• Your goal: What is the number of lines in the entries that contain the word "kind"? Reply with that number only.

Page and application data records

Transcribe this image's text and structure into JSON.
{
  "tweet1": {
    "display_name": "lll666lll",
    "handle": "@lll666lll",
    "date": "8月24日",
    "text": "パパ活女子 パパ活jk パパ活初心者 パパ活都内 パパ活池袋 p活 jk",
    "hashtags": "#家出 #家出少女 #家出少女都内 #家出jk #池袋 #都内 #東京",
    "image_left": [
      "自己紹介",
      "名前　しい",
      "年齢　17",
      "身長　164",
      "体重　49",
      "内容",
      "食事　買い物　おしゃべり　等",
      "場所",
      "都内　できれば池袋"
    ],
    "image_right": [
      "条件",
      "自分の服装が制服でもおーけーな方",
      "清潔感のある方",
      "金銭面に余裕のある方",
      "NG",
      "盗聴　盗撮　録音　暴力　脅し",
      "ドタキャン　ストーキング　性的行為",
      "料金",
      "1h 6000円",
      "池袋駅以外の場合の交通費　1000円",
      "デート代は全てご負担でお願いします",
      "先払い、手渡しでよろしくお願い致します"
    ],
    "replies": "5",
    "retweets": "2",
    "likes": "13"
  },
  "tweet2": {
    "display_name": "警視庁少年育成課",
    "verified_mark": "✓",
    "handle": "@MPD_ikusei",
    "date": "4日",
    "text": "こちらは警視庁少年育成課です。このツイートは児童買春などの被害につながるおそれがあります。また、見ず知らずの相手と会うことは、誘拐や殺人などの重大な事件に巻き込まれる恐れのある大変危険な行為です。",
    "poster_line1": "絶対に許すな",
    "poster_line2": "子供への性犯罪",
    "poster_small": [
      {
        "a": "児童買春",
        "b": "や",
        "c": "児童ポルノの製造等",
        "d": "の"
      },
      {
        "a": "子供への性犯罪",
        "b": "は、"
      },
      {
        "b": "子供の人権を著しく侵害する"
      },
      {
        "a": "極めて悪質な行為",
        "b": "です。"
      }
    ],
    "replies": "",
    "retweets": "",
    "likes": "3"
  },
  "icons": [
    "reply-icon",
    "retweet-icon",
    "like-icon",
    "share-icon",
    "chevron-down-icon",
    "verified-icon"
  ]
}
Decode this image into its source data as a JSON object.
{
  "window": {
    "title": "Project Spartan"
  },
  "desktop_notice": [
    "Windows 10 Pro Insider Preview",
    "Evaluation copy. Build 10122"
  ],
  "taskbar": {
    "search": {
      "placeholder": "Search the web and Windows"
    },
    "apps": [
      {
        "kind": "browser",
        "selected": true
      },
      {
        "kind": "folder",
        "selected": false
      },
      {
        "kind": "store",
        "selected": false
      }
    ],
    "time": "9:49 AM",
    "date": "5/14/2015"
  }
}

• Answer to this task: 3